** Exercise data follows **

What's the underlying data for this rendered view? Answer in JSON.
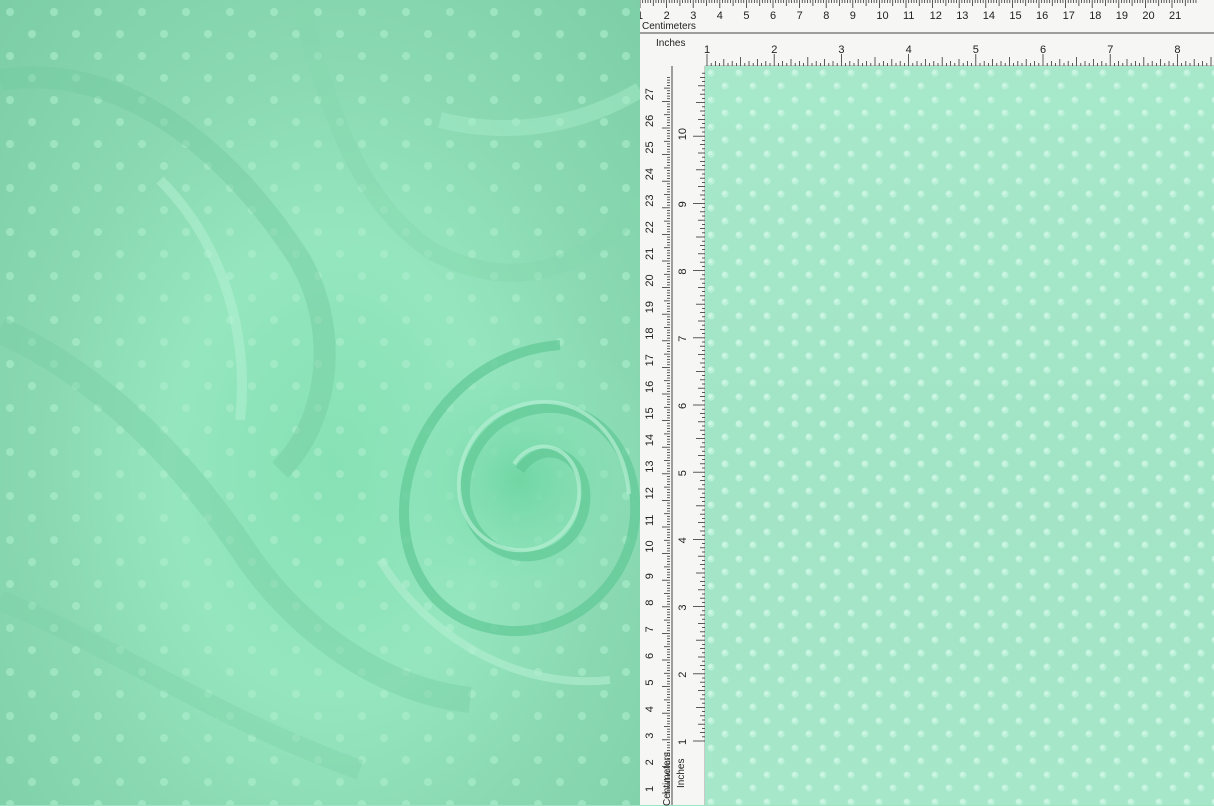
{
  "photo": {
    "subject": "",
    "fabric_color": "#9fe3c3"
  },
  "ruler_top": {
    "cm_label": "Centimeters",
    "inch_label": "Inches",
    "cm_range": [
      1,
      21
    ],
    "inch_range": [
      1,
      8
    ]
  },
  "ruler_left": {
    "cm_label": "Centimeters",
    "inch_label": "Inches",
    "cm_range": [
      1,
      27
    ],
    "inch_range": [
      1,
      10
    ]
  }
}
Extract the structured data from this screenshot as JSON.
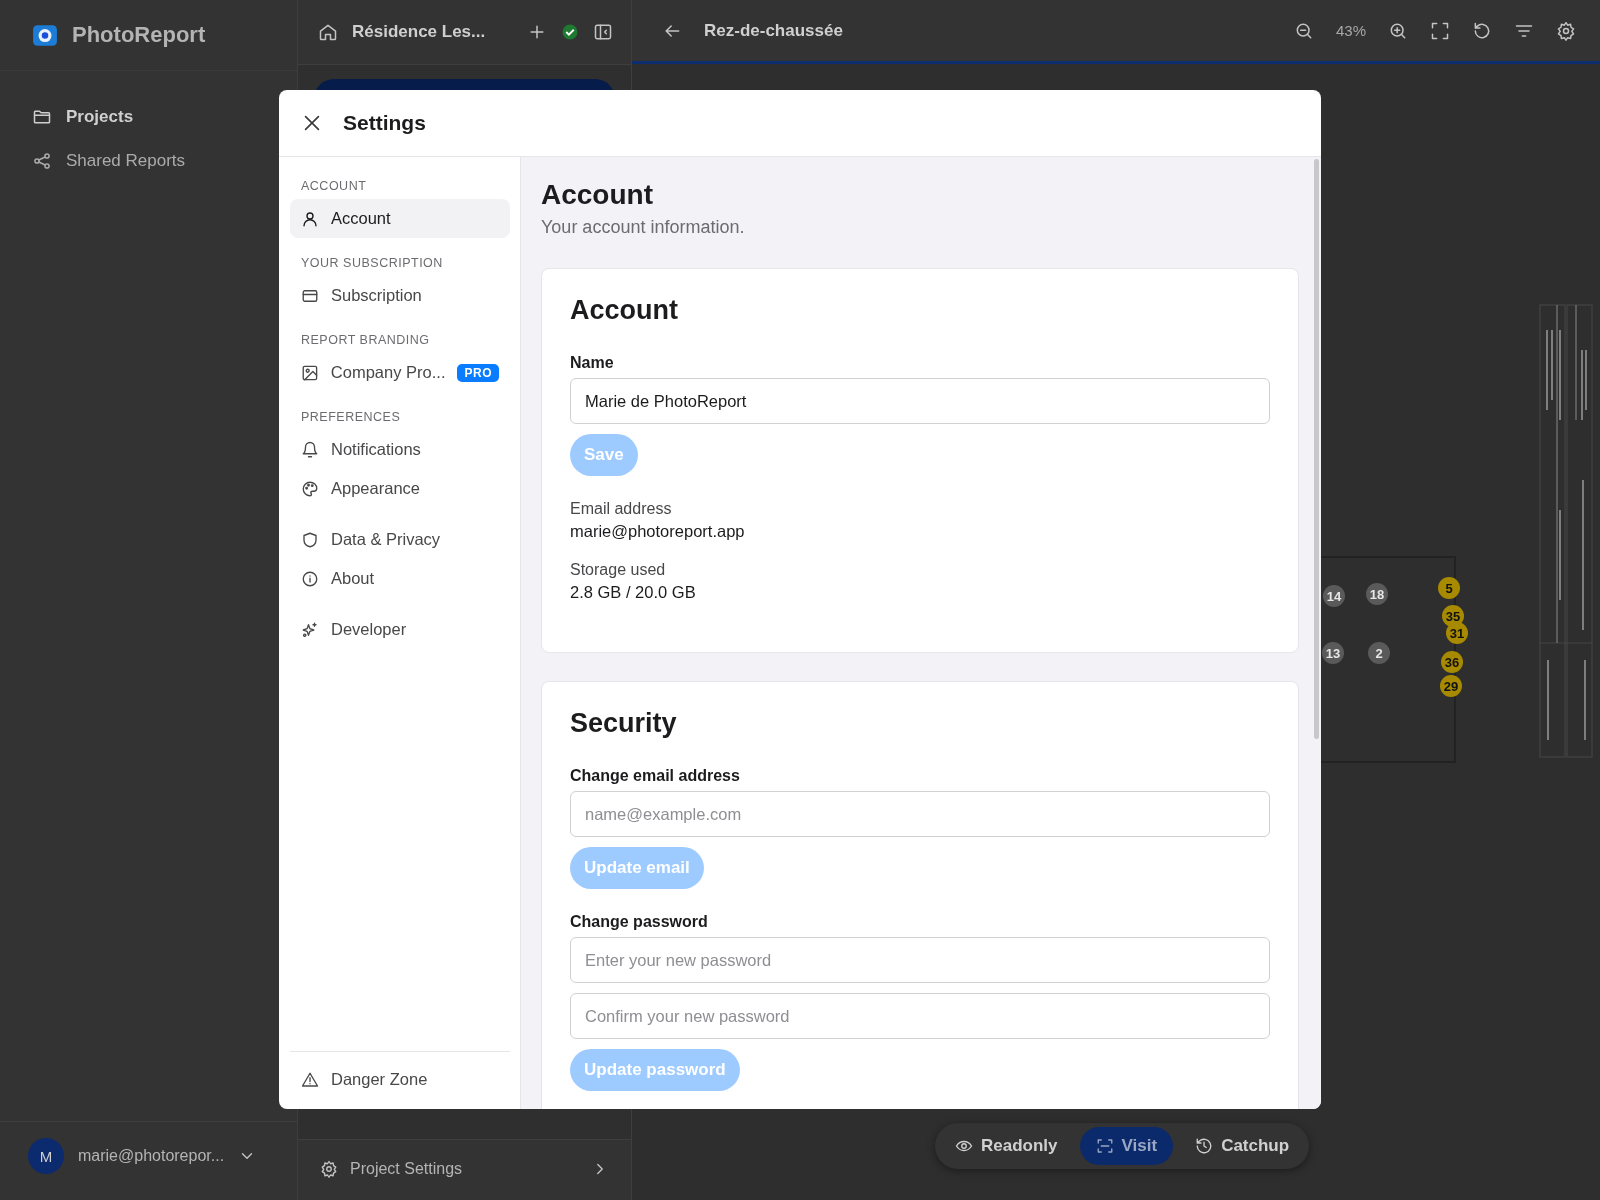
{
  "app": {
    "name": "PhotoReport"
  },
  "nav": [
    {
      "label": "Projects",
      "selected": true
    },
    {
      "label": "Shared Reports",
      "selected": false
    }
  ],
  "user": {
    "avatar": "M",
    "email": "marie@photorepor..."
  },
  "project": {
    "title": "Résidence Les...",
    "settings_label": "Project Settings"
  },
  "plan": {
    "title": "Rez-de-chaussée",
    "zoom": "43%",
    "pins": [
      {
        "label": "14",
        "color": "#5a5a5a"
      },
      {
        "label": "18",
        "color": "#5a5a5a"
      },
      {
        "label": "13",
        "color": "#5a5a5a"
      },
      {
        "label": "2",
        "color": "#5a5a5a"
      },
      {
        "label": "5",
        "color": "#a88a00"
      },
      {
        "label": "35",
        "color": "#a88a00"
      },
      {
        "label": "31",
        "color": "#a88a00"
      },
      {
        "label": "36",
        "color": "#a88a00"
      },
      {
        "label": "29",
        "color": "#a88a00"
      }
    ]
  },
  "modes": [
    {
      "label": "Readonly",
      "selected": false
    },
    {
      "label": "Visit",
      "selected": true
    },
    {
      "label": "Catchup",
      "selected": false
    }
  ],
  "settings": {
    "title": "Settings",
    "sections": [
      {
        "heading": "ACCOUNT",
        "items": [
          {
            "label": "Account",
            "selected": true
          }
        ]
      },
      {
        "heading": "YOUR SUBSCRIPTION",
        "items": [
          {
            "label": "Subscription",
            "selected": false
          }
        ]
      },
      {
        "heading": "REPORT BRANDING",
        "items": [
          {
            "label": "Company Pro...",
            "badge": "PRO",
            "selected": false
          }
        ]
      },
      {
        "heading": "PREFERENCES",
        "items": [
          {
            "label": "Notifications",
            "selected": false
          },
          {
            "label": "Appearance",
            "selected": false
          }
        ]
      },
      {
        "items": [
          {
            "label": "Data & Privacy",
            "selected": false
          },
          {
            "label": "About",
            "selected": false
          }
        ]
      },
      {
        "items": [
          {
            "label": "Developer",
            "selected": false
          }
        ]
      }
    ],
    "danger": {
      "label": "Danger Zone",
      "selected": false
    },
    "page_title": "Account",
    "page_subtitle": "Your account information.",
    "cards": [
      {
        "title": "Account",
        "blocks": [
          {
            "kind": "field",
            "label": "Name",
            "value": "Marie de PhotoReport"
          },
          {
            "kind": "button",
            "label": "Save",
            "disabled": true
          },
          {
            "kind": "info",
            "label": "Email address",
            "value": "marie@photoreport.app"
          },
          {
            "kind": "info",
            "label": "Storage used",
            "value": "2.8 GB / 20.0 GB"
          }
        ]
      },
      {
        "title": "Security",
        "blocks": [
          {
            "kind": "field",
            "label": "Change email address",
            "placeholder": "name@example.com"
          },
          {
            "kind": "button",
            "label": "Update email",
            "disabled": true
          },
          {
            "kind": "field",
            "label": "Change password",
            "placeholder": "Enter your new password"
          },
          {
            "kind": "field",
            "placeholder": "Confirm your new password"
          },
          {
            "kind": "button",
            "label": "Update password",
            "disabled": true
          }
        ]
      }
    ]
  }
}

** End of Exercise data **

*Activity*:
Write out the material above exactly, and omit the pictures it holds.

*Response for this exercise*:
What's the underlying data for this rendered view? Answer in JSON.
{
  "photo": {
    "subject": "",
    "fabric_color": "#9fe3c3"
  },
  "ruler_top": {
    "cm_label": "Centimeters",
    "inch_label": "Inches",
    "cm_range": [
      1,
      21
    ],
    "inch_range": [
      1,
      8
    ]
  },
  "ruler_left": {
    "cm_label": "Centimeters",
    "inch_label": "Inches",
    "cm_range": [
      1,
      27
    ],
    "inch_range": [
      1,
      10
    ]
  }
}
Extract the structured data from this screenshot as JSON.
{
  "app": {
    "name": "PhotoReport"
  },
  "nav": [
    {
      "label": "Projects",
      "selected": true
    },
    {
      "label": "Shared Reports",
      "selected": false
    }
  ],
  "user": {
    "avatar": "M",
    "email": "marie@photorepor..."
  },
  "project": {
    "title": "Résidence Les...",
    "settings_label": "Project Settings"
  },
  "plan": {
    "title": "Rez-de-chaussée",
    "zoom": "43%",
    "pins": [
      {
        "label": "14",
        "color": "#5a5a5a"
      },
      {
        "label": "18",
        "color": "#5a5a5a"
      },
      {
        "label": "13",
        "color": "#5a5a5a"
      },
      {
        "label": "2",
        "color": "#5a5a5a"
      },
      {
        "label": "5",
        "color": "#a88a00"
      },
      {
        "label": "35",
        "color": "#a88a00"
      },
      {
        "label": "31",
        "color": "#a88a00"
      },
      {
        "label": "36",
        "color": "#a88a00"
      },
      {
        "label": "29",
        "color": "#a88a00"
      }
    ]
  },
  "modes": [
    {
      "label": "Readonly",
      "selected": false
    },
    {
      "label": "Visit",
      "selected": true
    },
    {
      "label": "Catchup",
      "selected": false
    }
  ],
  "settings": {
    "title": "Settings",
    "sections": [
      {
        "heading": "ACCOUNT",
        "items": [
          {
            "label": "Account",
            "selected": true
          }
        ]
      },
      {
        "heading": "YOUR SUBSCRIPTION",
        "items": [
          {
            "label": "Subscription",
            "selected": false
          }
        ]
      },
      {
        "heading": "REPORT BRANDING",
        "items": [
          {
            "label": "Company Pro...",
            "badge": "PRO",
            "selected": false
          }
        ]
      },
      {
        "heading": "PREFERENCES",
        "items": [
          {
            "label": "Notifications",
            "selected": false
          },
          {
            "label": "Appearance",
            "selected": false
          }
        ]
      },
      {
        "items": [
          {
            "label": "Data & Privacy",
            "selected": false
          },
          {
            "label": "About",
            "selected": false
          }
        ]
      },
      {
        "items": [
          {
            "label": "Developer",
            "selected": false
          }
        ]
      }
    ],
    "danger": {
      "label": "Danger Zone",
      "selected": false
    },
    "page_title": "Account",
    "page_subtitle": "Your account information.",
    "cards": [
      {
        "title": "Account",
        "blocks": [
          {
            "kind": "field",
            "label": "Name",
            "value": "Marie de PhotoReport"
          },
          {
            "kind": "button",
            "label": "Save",
            "disabled": true
          },
          {
            "kind": "info",
            "label": "Email address",
            "value": "marie@photoreport.app"
          },
          {
            "kind": "info",
            "label": "Storage used",
            "value": "2.8 GB / 20.0 GB"
          }
        ]
      },
      {
        "title": "Security",
        "blocks": [
          {
            "kind": "field",
            "label": "Change email address",
            "placeholder": "name@example.com"
          },
          {
            "kind": "button",
            "label": "Update email",
            "disabled": true
          },
          {
            "kind": "field",
            "label": "Change password",
            "placeholder": "Enter your new password"
          },
          {
            "kind": "field",
            "placeholder": "Confirm your new password"
          },
          {
            "kind": "button",
            "label": "Update password",
            "disabled": true
          }
        ]
      }
    ]
  }
}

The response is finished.